What you are asked to do:
Give the number of lines in the records below that contain the word "JSON". State only that number.

BEGIN Given information

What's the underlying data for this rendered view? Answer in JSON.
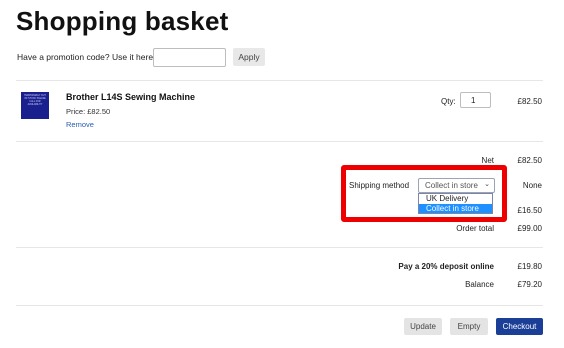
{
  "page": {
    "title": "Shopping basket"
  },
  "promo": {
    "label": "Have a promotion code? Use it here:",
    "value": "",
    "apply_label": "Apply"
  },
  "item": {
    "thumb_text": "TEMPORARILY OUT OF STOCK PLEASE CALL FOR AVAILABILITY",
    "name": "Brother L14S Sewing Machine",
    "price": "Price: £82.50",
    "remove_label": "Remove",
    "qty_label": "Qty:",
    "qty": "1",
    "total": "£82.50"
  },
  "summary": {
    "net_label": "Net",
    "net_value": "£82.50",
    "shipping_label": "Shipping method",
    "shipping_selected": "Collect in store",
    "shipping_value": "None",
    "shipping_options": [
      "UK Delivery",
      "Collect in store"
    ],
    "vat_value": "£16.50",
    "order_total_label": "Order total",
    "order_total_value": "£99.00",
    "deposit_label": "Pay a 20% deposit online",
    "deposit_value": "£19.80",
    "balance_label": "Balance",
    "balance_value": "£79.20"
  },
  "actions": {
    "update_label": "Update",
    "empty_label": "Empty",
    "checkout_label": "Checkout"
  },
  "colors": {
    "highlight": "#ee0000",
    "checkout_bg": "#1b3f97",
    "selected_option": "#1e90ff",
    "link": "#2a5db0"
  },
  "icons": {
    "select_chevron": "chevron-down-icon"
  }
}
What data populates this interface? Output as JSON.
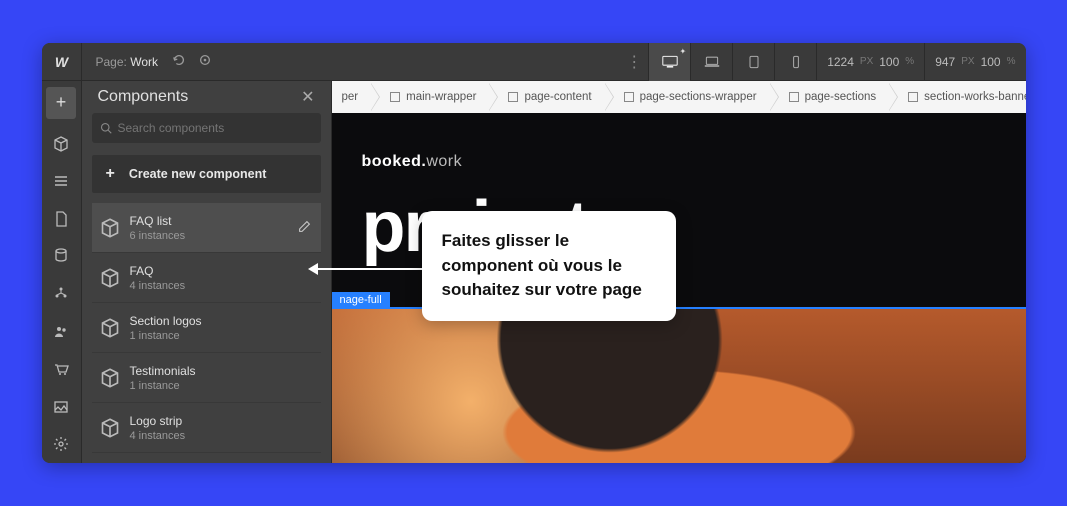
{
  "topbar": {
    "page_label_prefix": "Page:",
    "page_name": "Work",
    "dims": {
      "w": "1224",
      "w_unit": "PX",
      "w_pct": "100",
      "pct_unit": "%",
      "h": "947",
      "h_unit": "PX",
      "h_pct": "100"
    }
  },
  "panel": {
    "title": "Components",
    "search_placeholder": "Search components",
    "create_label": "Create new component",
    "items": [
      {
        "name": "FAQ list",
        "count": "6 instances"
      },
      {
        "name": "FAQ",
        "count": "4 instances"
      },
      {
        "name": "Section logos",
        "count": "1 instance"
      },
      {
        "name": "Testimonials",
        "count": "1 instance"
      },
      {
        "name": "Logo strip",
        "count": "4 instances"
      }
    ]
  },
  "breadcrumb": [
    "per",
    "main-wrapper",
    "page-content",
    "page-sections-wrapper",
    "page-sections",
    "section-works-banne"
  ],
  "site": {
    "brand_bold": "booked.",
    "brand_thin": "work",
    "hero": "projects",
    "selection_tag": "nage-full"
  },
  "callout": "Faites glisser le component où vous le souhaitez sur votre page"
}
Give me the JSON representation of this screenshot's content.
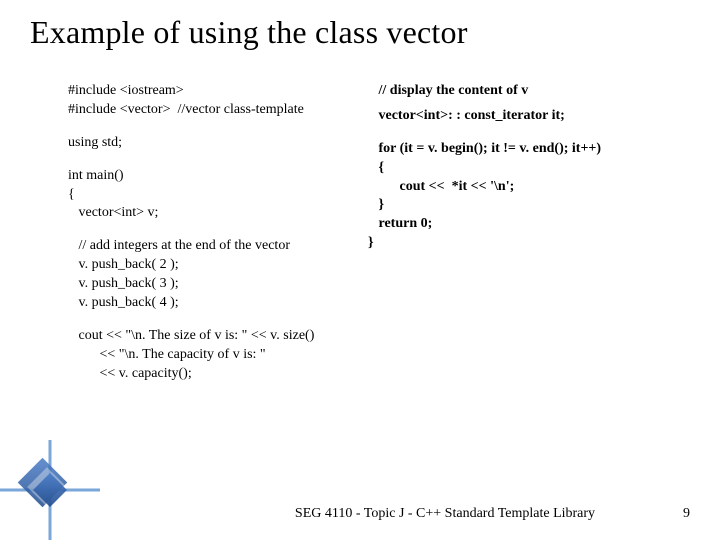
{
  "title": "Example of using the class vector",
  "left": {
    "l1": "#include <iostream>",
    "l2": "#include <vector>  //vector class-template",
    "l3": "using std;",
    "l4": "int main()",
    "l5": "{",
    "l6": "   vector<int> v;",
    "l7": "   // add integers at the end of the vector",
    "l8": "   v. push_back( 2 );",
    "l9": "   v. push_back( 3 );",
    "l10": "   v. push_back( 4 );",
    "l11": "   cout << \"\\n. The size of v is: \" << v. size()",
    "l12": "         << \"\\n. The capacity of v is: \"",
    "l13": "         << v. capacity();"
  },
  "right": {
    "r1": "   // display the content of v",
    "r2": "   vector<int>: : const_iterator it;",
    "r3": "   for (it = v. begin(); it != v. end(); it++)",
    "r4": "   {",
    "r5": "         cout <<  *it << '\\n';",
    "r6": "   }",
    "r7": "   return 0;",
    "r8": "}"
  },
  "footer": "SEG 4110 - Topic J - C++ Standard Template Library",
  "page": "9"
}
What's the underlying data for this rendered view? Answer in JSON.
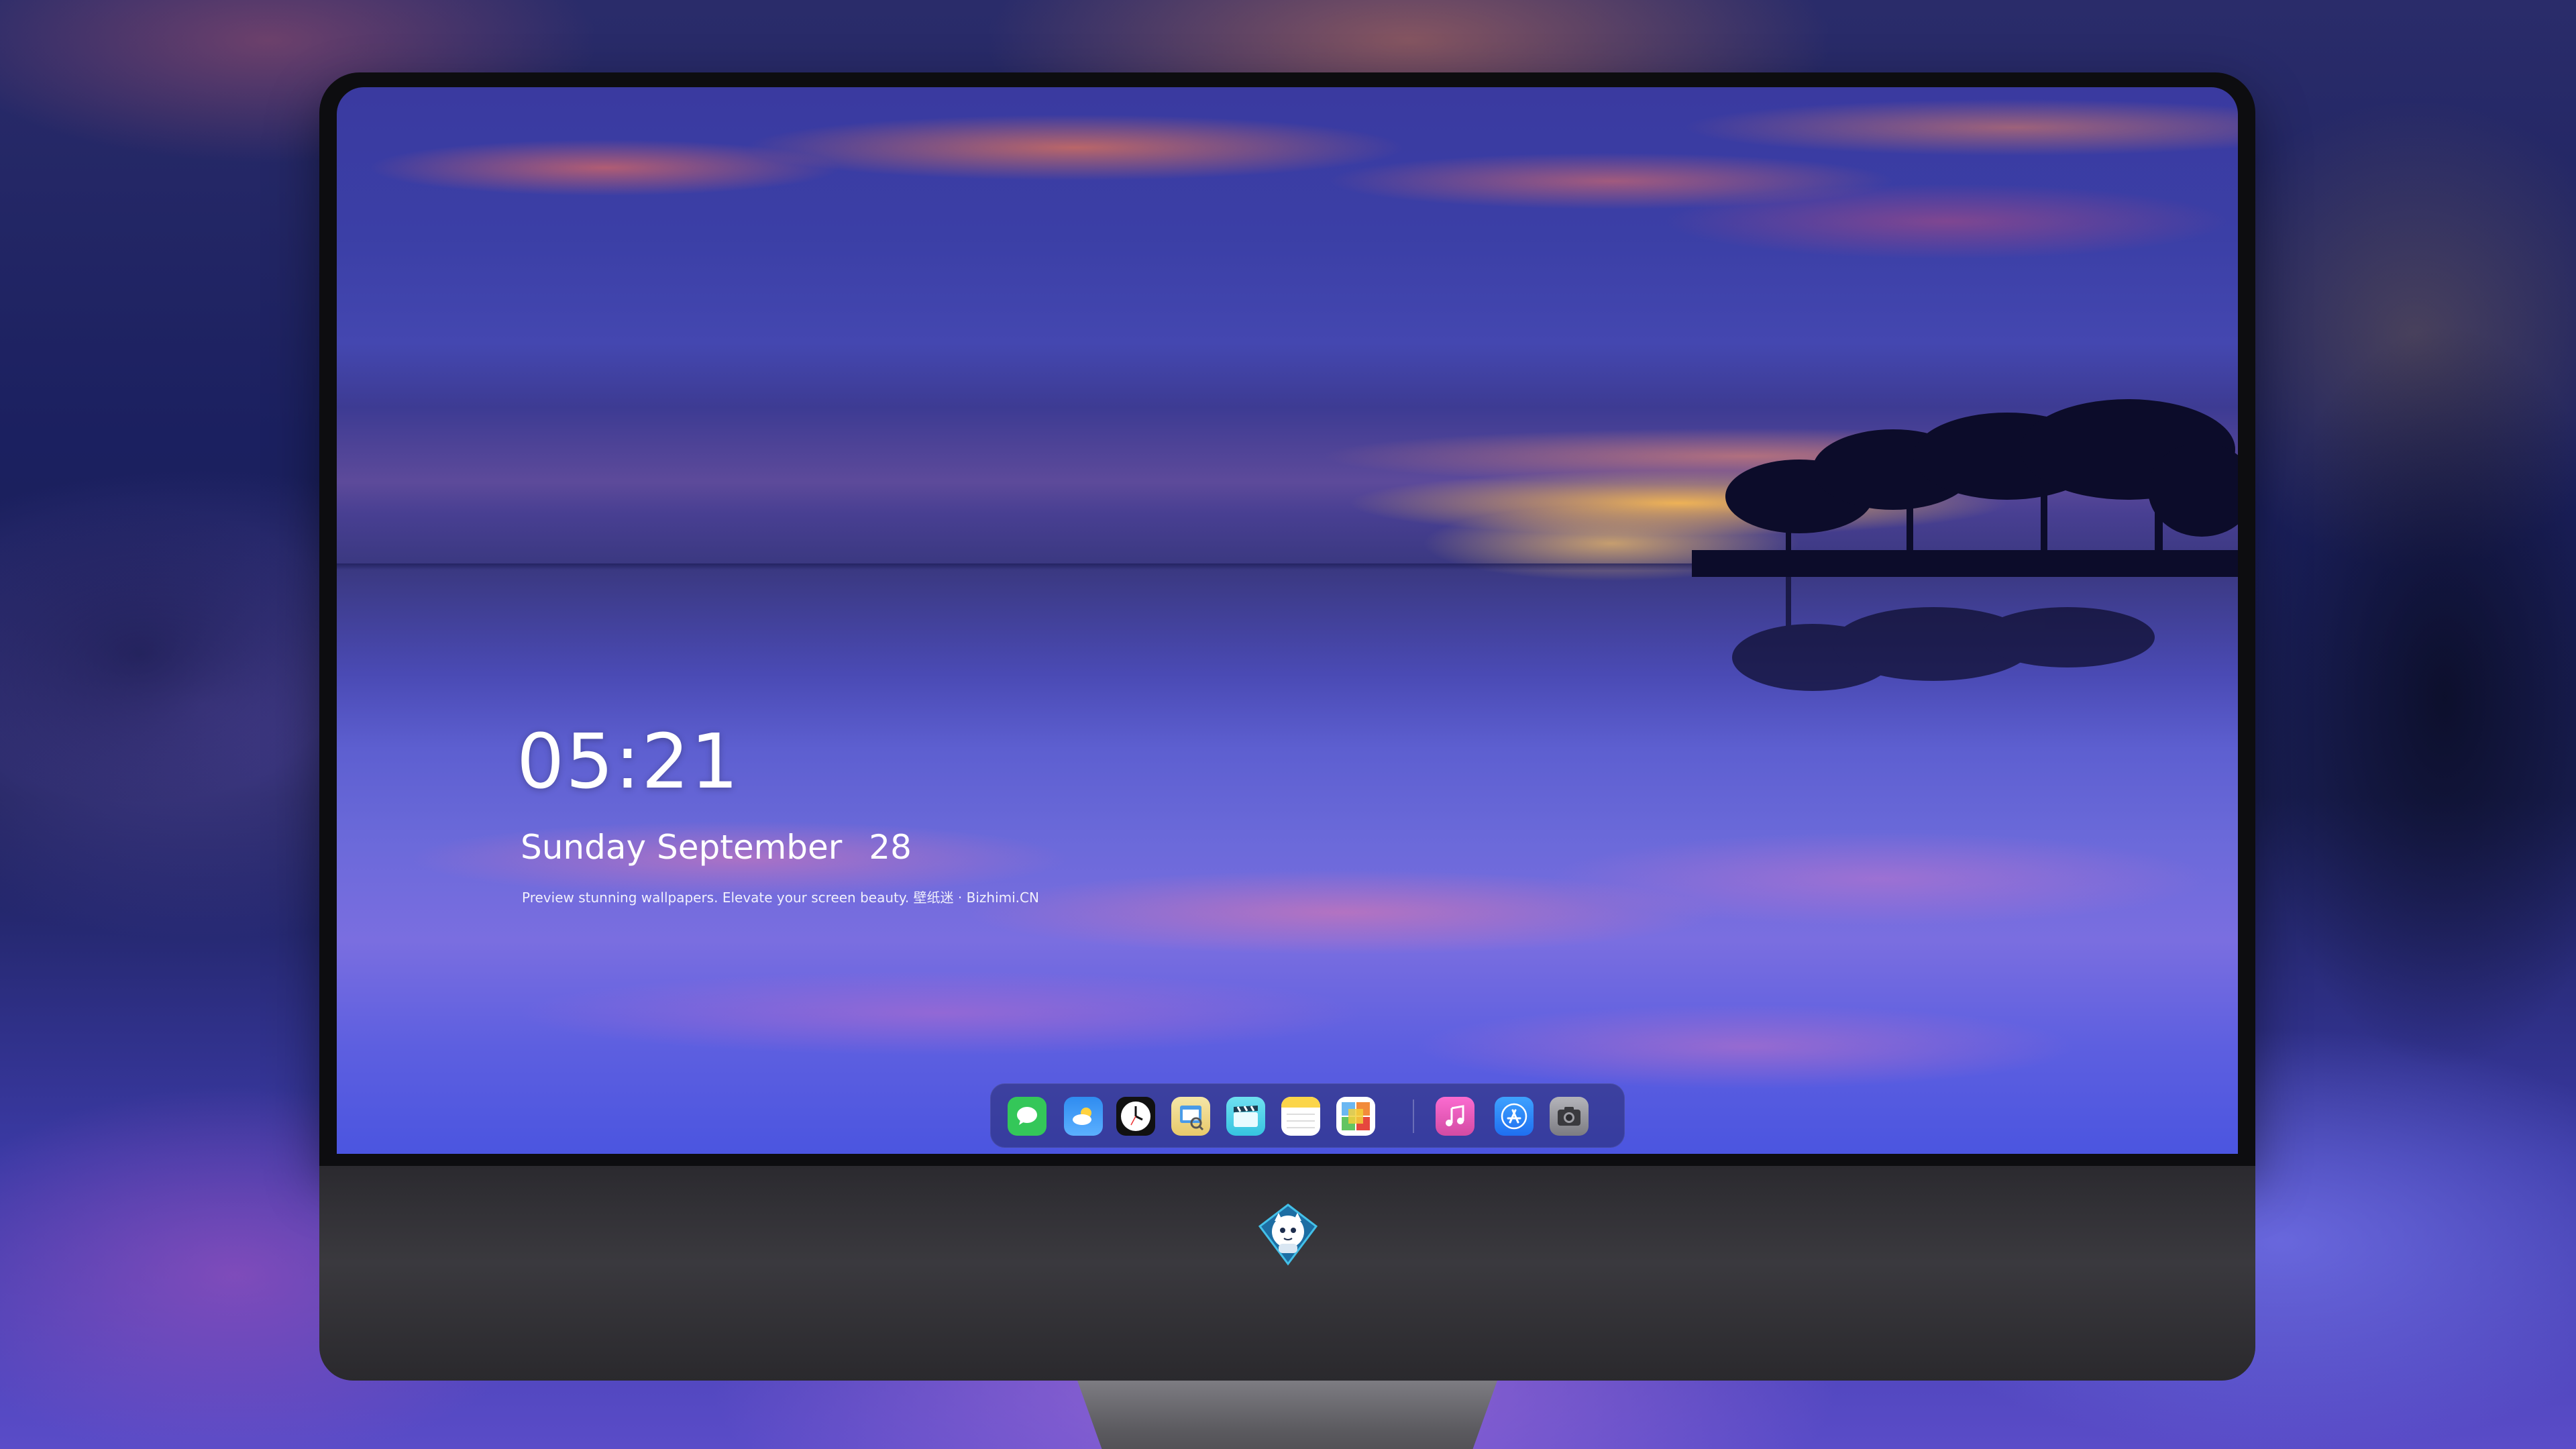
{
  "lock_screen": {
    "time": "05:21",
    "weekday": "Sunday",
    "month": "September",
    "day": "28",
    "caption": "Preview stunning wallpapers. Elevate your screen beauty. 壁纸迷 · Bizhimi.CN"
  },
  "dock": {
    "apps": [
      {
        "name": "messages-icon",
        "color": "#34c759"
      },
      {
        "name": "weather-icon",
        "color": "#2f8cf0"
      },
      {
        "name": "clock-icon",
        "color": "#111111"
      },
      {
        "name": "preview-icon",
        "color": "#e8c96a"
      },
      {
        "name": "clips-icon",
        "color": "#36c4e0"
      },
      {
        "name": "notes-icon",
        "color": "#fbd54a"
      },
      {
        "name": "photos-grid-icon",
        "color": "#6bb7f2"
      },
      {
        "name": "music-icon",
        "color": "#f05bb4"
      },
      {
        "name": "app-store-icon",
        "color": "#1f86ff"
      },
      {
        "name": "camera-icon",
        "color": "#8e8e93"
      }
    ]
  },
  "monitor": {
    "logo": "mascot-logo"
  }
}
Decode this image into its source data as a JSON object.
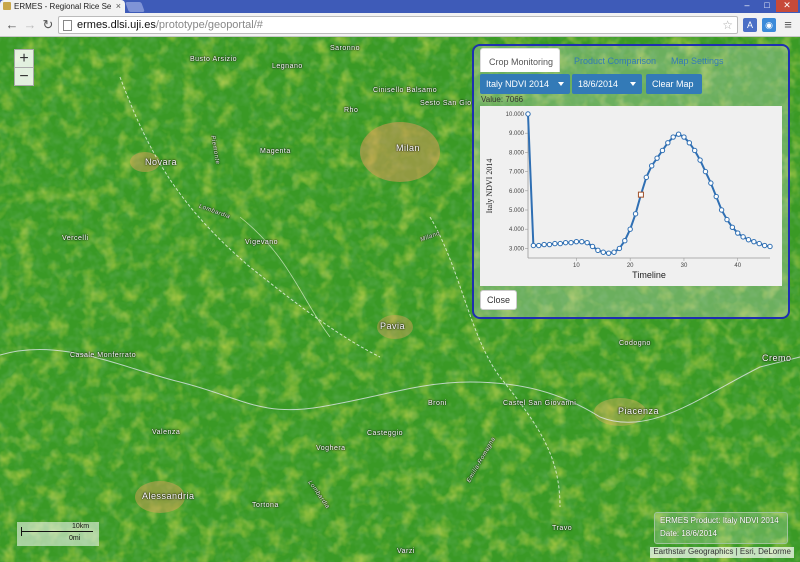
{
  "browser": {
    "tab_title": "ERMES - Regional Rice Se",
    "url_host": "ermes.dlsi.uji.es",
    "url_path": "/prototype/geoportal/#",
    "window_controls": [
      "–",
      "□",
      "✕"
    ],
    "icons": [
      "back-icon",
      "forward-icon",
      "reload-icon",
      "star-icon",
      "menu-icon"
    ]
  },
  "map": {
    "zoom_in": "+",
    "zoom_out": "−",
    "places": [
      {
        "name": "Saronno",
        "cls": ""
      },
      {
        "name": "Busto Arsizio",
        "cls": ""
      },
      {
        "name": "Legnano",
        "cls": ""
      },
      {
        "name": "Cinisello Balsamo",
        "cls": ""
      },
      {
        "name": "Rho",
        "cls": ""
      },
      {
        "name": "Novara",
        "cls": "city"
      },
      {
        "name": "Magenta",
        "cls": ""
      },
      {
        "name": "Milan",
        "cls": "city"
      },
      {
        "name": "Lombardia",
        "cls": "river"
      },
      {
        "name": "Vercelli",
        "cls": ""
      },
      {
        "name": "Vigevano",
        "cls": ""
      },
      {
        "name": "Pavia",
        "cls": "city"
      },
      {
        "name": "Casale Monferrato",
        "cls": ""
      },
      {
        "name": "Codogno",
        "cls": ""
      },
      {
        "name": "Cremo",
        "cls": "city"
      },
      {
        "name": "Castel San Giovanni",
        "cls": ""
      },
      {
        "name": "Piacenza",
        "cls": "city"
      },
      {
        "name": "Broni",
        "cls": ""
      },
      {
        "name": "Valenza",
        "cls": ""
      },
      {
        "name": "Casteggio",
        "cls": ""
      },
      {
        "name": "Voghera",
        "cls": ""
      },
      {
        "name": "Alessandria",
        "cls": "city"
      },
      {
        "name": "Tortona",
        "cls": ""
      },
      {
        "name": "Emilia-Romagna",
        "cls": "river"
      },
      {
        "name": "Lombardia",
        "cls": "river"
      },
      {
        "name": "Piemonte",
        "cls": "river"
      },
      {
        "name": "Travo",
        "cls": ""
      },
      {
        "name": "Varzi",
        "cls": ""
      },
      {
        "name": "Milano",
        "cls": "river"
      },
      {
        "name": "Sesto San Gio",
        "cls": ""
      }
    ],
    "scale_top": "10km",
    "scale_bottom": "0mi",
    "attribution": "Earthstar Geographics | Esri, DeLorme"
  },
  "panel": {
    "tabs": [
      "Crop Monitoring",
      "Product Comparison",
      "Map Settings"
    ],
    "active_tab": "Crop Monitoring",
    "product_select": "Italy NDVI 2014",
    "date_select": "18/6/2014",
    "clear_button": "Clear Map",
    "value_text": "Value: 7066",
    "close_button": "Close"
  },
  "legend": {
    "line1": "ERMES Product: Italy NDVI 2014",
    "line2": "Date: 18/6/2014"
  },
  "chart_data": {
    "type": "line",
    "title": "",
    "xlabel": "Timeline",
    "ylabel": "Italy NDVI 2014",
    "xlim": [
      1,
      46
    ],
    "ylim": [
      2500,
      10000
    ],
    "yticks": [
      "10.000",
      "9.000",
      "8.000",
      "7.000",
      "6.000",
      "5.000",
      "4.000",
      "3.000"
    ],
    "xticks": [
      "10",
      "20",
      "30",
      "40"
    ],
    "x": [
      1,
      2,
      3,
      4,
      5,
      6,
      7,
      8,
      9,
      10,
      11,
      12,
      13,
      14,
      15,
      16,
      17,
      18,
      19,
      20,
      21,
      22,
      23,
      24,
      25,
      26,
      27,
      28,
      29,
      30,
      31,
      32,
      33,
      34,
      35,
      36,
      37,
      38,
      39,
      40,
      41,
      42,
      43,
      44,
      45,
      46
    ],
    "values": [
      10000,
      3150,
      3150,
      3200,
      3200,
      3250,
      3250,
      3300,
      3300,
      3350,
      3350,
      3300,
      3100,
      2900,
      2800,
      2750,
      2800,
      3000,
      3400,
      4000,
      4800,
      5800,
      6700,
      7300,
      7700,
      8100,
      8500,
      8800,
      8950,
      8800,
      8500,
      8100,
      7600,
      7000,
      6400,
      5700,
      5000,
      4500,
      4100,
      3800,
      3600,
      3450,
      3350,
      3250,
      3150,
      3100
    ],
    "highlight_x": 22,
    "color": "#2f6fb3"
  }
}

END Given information

Solution for this problem:
5